[EXERCISE MATERIALS — start]
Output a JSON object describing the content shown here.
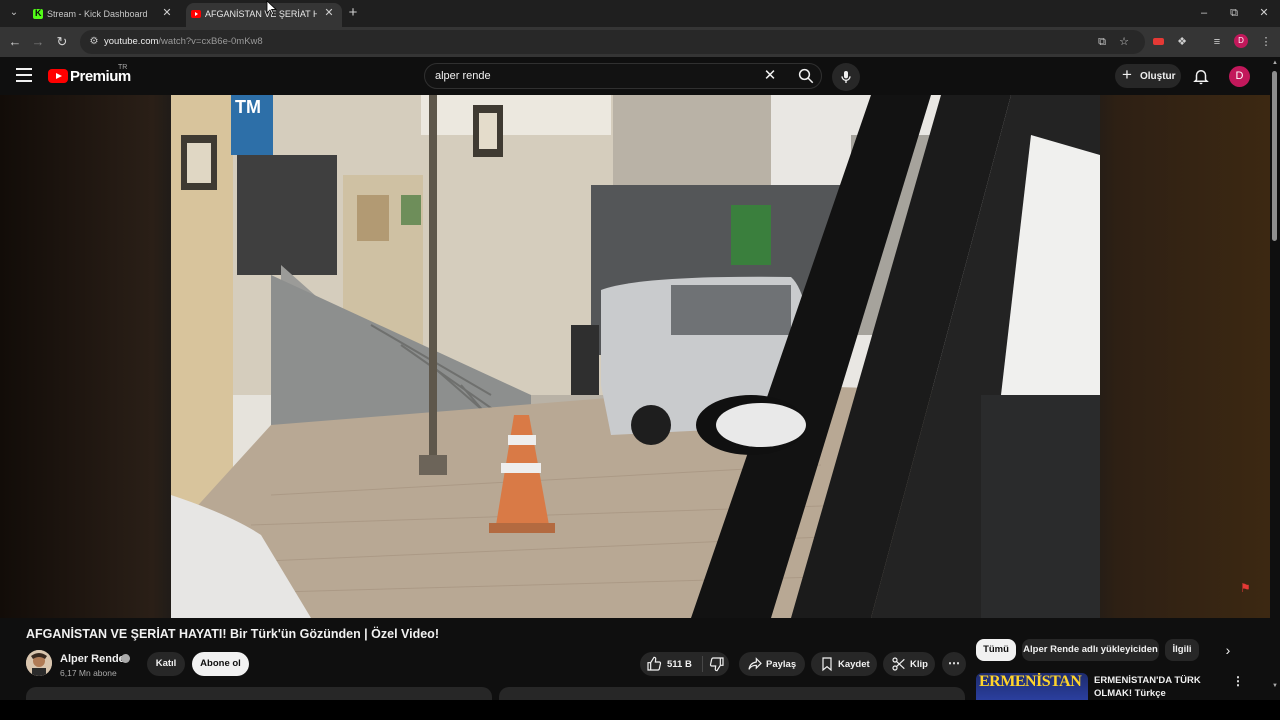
{
  "browser": {
    "tabs": [
      {
        "title": "Stream - Kick Dashboard",
        "favicon": "kick-icon",
        "color": "#53fc18"
      },
      {
        "title": "AFGANİSTAN VE ŞERİAT HAYATI",
        "favicon": "youtube-icon",
        "color": "#ff0000",
        "active": true
      }
    ],
    "url_host": "youtube.com",
    "url_path": "/watch?v=cxB6e-0mKw8",
    "profile_initial": "D"
  },
  "youtube": {
    "logo_text": "Premium",
    "country_code": "TR",
    "search_query": "alper rende",
    "create_label": "Oluştur",
    "avatar_initial": "D"
  },
  "video": {
    "title": "AFGANİSTAN VE ŞERİAT HAYATI! Bir Türk'ün Gözünden | Özel Video!",
    "channel_name": "Alper Rende",
    "subscribers": "6,17 Mn abone",
    "join_label": "Katıl",
    "subscribe_label": "Abone ol",
    "like_count": "511 B",
    "actions": {
      "share": "Paylaş",
      "save": "Kaydet",
      "clip": "Klip"
    },
    "frame_sign": "TM"
  },
  "sidebar": {
    "chips": [
      "Tümü",
      "Alper Rende adlı yükleyiciden",
      "İlgili"
    ],
    "active_chip": "Tümü",
    "recommendation": {
      "thumb_text": "ERMENİSTAN",
      "title": "ERMENİSTAN'DA TÜRK OLMAK! Türkçe konuştuğumuzu duyan"
    }
  },
  "colors": {
    "accent_red": "#ff0000",
    "avatar_pink": "#c2185b",
    "background": "#0f0f0f"
  }
}
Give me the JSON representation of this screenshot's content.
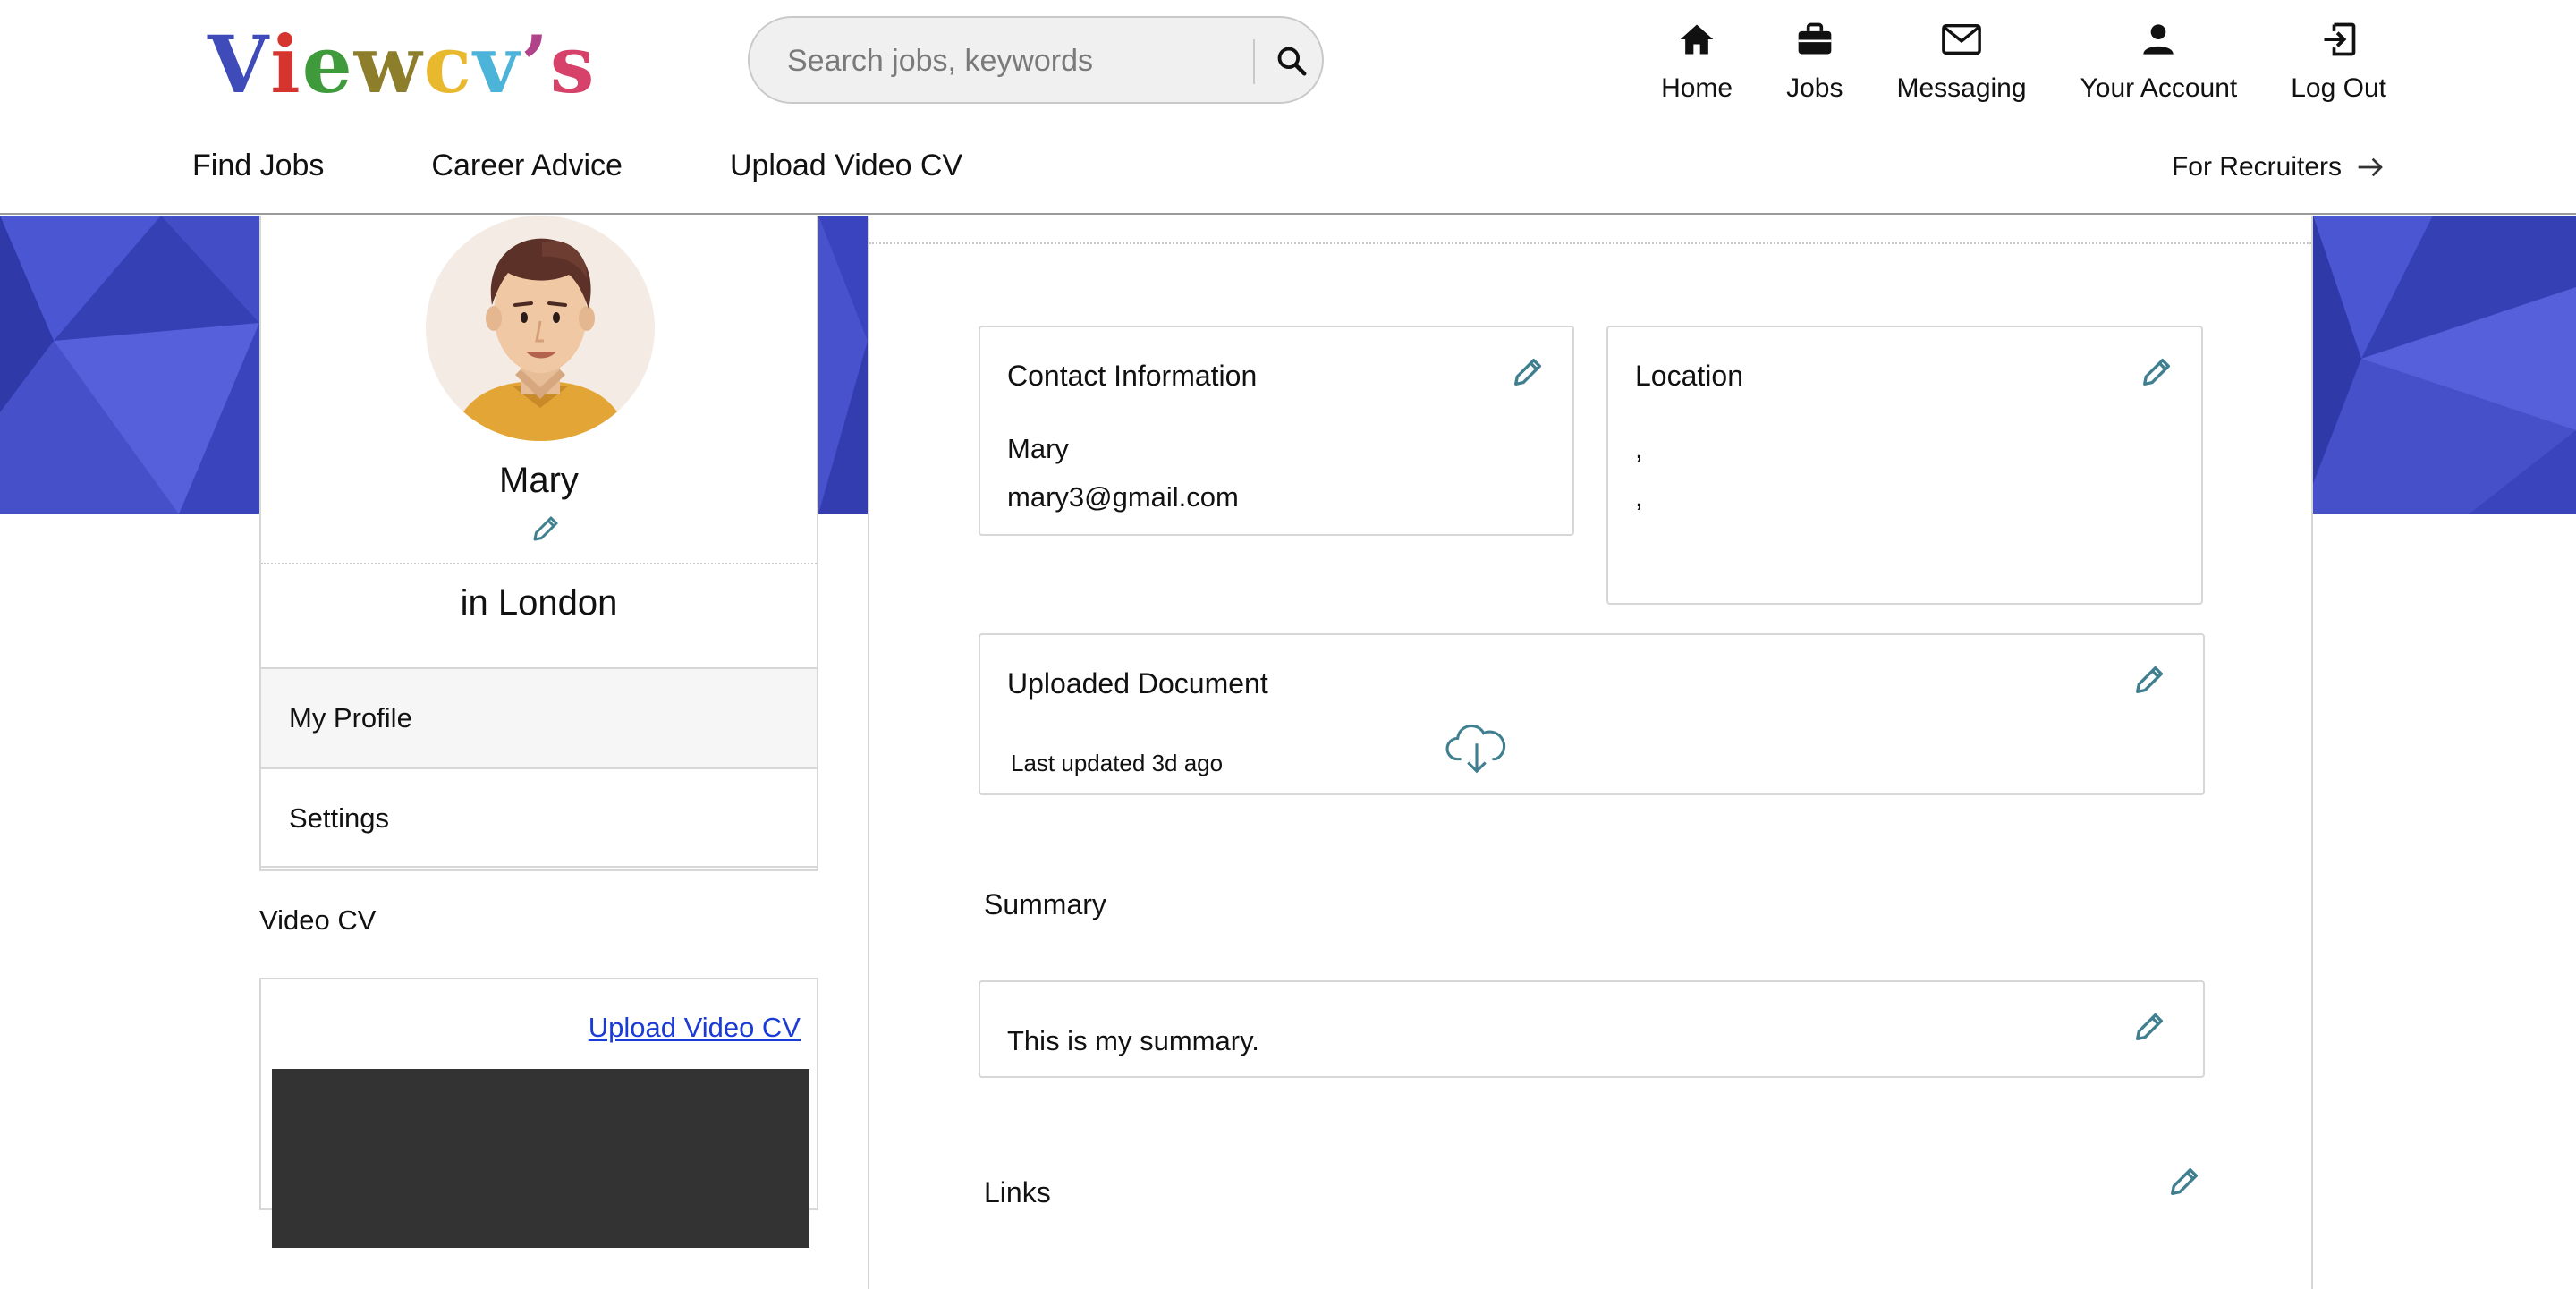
{
  "header": {
    "logo_letters": [
      {
        "ch": "V",
        "color": "#3e4bb8"
      },
      {
        "ch": "i",
        "color": "#d6342f"
      },
      {
        "ch": "e",
        "color": "#3f9a3c"
      },
      {
        "ch": "w",
        "color": "#8c7e2a"
      },
      {
        "ch": "c",
        "color": "#e8b92f"
      },
      {
        "ch": "v",
        "color": "#4cb3d9"
      },
      {
        "ch": "’",
        "color": "#b0438a"
      },
      {
        "ch": "s",
        "color": "#d7426a"
      }
    ],
    "search": {
      "placeholder": "Search jobs, keywords",
      "value": ""
    },
    "nav": [
      {
        "label": "Home",
        "icon": "home-icon"
      },
      {
        "label": "Jobs",
        "icon": "briefcase-icon"
      },
      {
        "label": "Messaging",
        "icon": "envelope-icon"
      },
      {
        "label": "Your Account",
        "icon": "user-icon"
      },
      {
        "label": "Log Out",
        "icon": "logout-icon"
      }
    ],
    "subnav": [
      "Find Jobs",
      "Career Advice",
      "Upload Video CV"
    ],
    "recruiters_label": "For Recruiters"
  },
  "profile": {
    "name": "Mary",
    "location": "in London",
    "menu": [
      {
        "label": "My Profile",
        "active": true
      },
      {
        "label": "Settings",
        "active": false
      }
    ]
  },
  "video_cv": {
    "title": "Video CV",
    "upload_link": "Upload Video CV"
  },
  "contact": {
    "title": "Contact Information",
    "name": "Mary",
    "email": "mary3@gmail.com"
  },
  "location": {
    "title": "Location",
    "line1": ",",
    "line2": ","
  },
  "document": {
    "title": "Uploaded Document",
    "updated": "Last updated 3d ago"
  },
  "summary": {
    "title": "Summary",
    "text": "This is my summary."
  },
  "links": {
    "title": "Links"
  },
  "colors": {
    "accent": "#3f7f8f",
    "banner": "#3a43c0",
    "link": "#1a3bd6"
  }
}
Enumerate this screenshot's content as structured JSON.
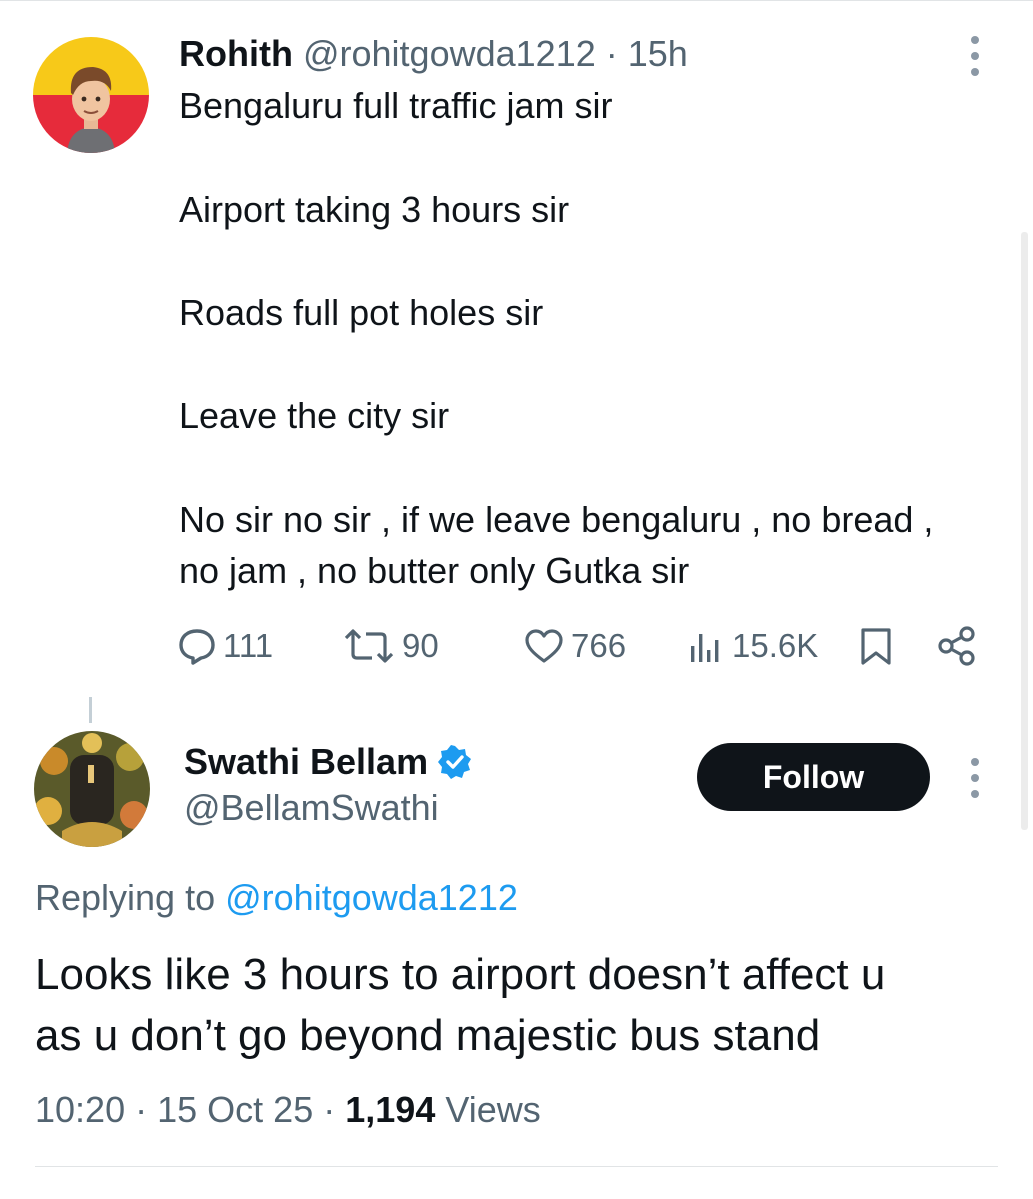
{
  "original_tweet": {
    "author_name": "Rohith",
    "handle": "@rohitgowda1212",
    "separator": "·",
    "time": "15h",
    "lines": [
      "Bengaluru full traffic jam sir",
      "Airport taking 3 hours sir",
      "Roads full pot holes sir",
      "Leave the city sir",
      "No sir no sir , if we leave bengaluru , no bread ,",
      "no jam , no butter only Gutka sir"
    ],
    "actions": {
      "replies": "111",
      "reposts": "90",
      "likes": "766",
      "views": "15.6K"
    },
    "icons": [
      "reply-icon",
      "repost-icon",
      "like-icon",
      "views-icon",
      "bookmark-icon",
      "share-icon",
      "more-icon"
    ]
  },
  "reply": {
    "author_name": "Swathi Bellam",
    "handle": "@BellamSwathi",
    "verified": true,
    "verified_color": "#1d9bf0",
    "follow_label": "Follow",
    "replying_prefix": "Replying to",
    "replying_handle": "@rohitgowda1212",
    "lines": [
      "Looks like 3 hours to airport doesn’t affect u",
      "as u don’t go beyond majestic bus stand"
    ],
    "time": "10:20",
    "date": "15 Oct 25",
    "separator": "·",
    "views_count": "1,194",
    "views_label": "Views"
  },
  "colors": {
    "text": "#0f1419",
    "secondary": "#536471",
    "link": "#1d9bf0",
    "follow_bg": "#0f1419"
  }
}
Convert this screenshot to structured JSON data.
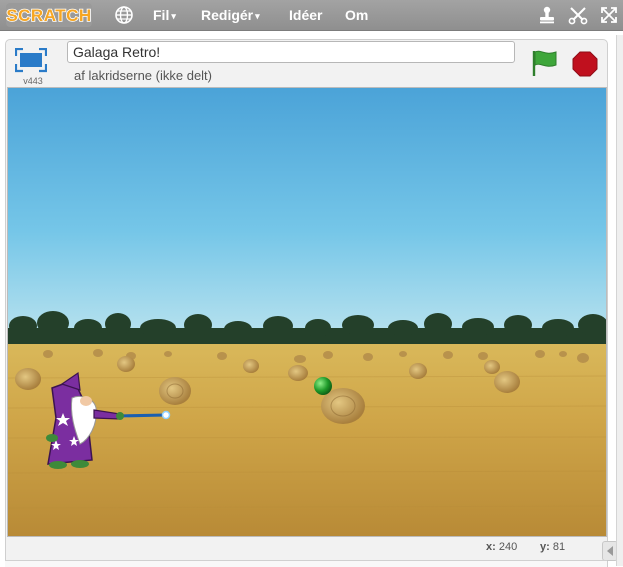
{
  "menubar": {
    "logo_text": "SCRATCH",
    "menus": [
      {
        "label": "Fil",
        "has_caret": true
      },
      {
        "label": "Redigér",
        "has_caret": true
      },
      {
        "label": "Idéer",
        "has_caret": false
      },
      {
        "label": "Om",
        "has_caret": false
      }
    ],
    "caret": "▾",
    "icons": [
      "globe-icon",
      "stamp-icon",
      "scissors-icon",
      "fullscreen-icon"
    ],
    "colors": {
      "bar": "#9a9a9a",
      "menu_text": "#ffffff",
      "logo": "#f6a623"
    }
  },
  "stage_header": {
    "project_title": "Galaga Retro!",
    "byline": "af lakridserne (ikke delt)",
    "version": "v443",
    "icons": [
      "presentation-mode-icon",
      "green-flag-icon",
      "stop-icon"
    ],
    "colors": {
      "flag": "#3ea63a",
      "stop": "#c0101e",
      "presentation": "#2a7bc8"
    }
  },
  "stage": {
    "backdrop": "hay-bale field under blue sky",
    "sprites": [
      "wizard-sprite",
      "green-orb-sprite"
    ]
  },
  "readout": {
    "x_label": "x:",
    "x_value": "240",
    "y_label": "y:",
    "y_value": "81"
  }
}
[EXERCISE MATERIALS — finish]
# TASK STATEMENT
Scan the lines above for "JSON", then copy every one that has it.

# SOLUTION
Output a JSON object describing the content shown here.
Give me the JSON representation of this screenshot's content.
Enumerate this screenshot's content as structured JSON.
Convert this screenshot to structured JSON data.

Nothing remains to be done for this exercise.